> [Task]: When the string "kind" is part of a line in the data below, report the whole line.

***** Records for this task

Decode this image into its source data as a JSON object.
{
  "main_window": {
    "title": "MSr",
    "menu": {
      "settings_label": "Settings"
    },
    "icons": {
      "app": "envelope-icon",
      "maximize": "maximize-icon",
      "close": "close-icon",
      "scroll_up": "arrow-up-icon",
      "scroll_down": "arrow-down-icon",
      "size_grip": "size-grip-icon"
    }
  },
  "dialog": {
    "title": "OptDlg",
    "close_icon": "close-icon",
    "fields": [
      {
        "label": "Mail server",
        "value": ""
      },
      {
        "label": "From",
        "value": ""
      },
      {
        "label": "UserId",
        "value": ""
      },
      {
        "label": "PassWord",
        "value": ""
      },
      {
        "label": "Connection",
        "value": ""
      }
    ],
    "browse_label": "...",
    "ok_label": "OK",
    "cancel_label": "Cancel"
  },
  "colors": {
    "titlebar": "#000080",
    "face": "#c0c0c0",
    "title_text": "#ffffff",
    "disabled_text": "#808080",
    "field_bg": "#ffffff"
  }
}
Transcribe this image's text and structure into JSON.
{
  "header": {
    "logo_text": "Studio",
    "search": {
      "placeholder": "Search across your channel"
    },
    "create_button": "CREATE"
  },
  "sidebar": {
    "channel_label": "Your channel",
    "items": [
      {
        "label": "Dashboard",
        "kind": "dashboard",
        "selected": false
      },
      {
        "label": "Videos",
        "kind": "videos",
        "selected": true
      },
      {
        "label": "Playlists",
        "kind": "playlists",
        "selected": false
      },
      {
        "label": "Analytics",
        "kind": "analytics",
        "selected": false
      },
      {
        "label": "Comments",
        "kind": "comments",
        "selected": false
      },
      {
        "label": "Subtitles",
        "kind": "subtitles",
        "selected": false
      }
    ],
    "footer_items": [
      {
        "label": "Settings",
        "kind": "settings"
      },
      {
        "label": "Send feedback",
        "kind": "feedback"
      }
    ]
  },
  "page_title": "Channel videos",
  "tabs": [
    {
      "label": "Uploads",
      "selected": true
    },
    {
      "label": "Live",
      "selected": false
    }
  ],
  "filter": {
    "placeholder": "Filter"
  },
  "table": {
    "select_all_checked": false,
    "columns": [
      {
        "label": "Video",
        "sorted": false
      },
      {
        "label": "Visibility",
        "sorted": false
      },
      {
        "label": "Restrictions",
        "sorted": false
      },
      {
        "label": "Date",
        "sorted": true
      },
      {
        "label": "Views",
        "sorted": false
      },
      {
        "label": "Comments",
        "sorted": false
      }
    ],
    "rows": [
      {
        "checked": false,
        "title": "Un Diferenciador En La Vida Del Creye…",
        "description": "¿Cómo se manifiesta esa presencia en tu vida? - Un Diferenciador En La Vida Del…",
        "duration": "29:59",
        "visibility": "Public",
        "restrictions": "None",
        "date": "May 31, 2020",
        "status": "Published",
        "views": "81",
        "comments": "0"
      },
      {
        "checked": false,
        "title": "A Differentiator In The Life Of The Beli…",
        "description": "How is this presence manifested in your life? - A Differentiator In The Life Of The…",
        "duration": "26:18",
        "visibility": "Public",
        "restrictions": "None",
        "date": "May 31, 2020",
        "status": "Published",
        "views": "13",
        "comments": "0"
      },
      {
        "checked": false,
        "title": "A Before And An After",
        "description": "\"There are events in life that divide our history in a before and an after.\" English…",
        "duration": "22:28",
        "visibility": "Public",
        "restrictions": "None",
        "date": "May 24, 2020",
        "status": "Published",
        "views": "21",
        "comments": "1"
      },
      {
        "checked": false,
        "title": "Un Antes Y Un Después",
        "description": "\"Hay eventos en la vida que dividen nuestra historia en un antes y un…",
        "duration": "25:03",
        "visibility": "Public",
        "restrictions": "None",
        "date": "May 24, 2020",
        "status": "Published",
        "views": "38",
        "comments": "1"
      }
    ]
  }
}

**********

> [Response to the exercise]:
        "kind": "dashboard",
        "kind": "videos",
        "kind": "playlists",
        "kind": "analytics",
        "kind": "comments",
        "kind": "subtitles",
        "kind": "settings"
        "kind": "feedback"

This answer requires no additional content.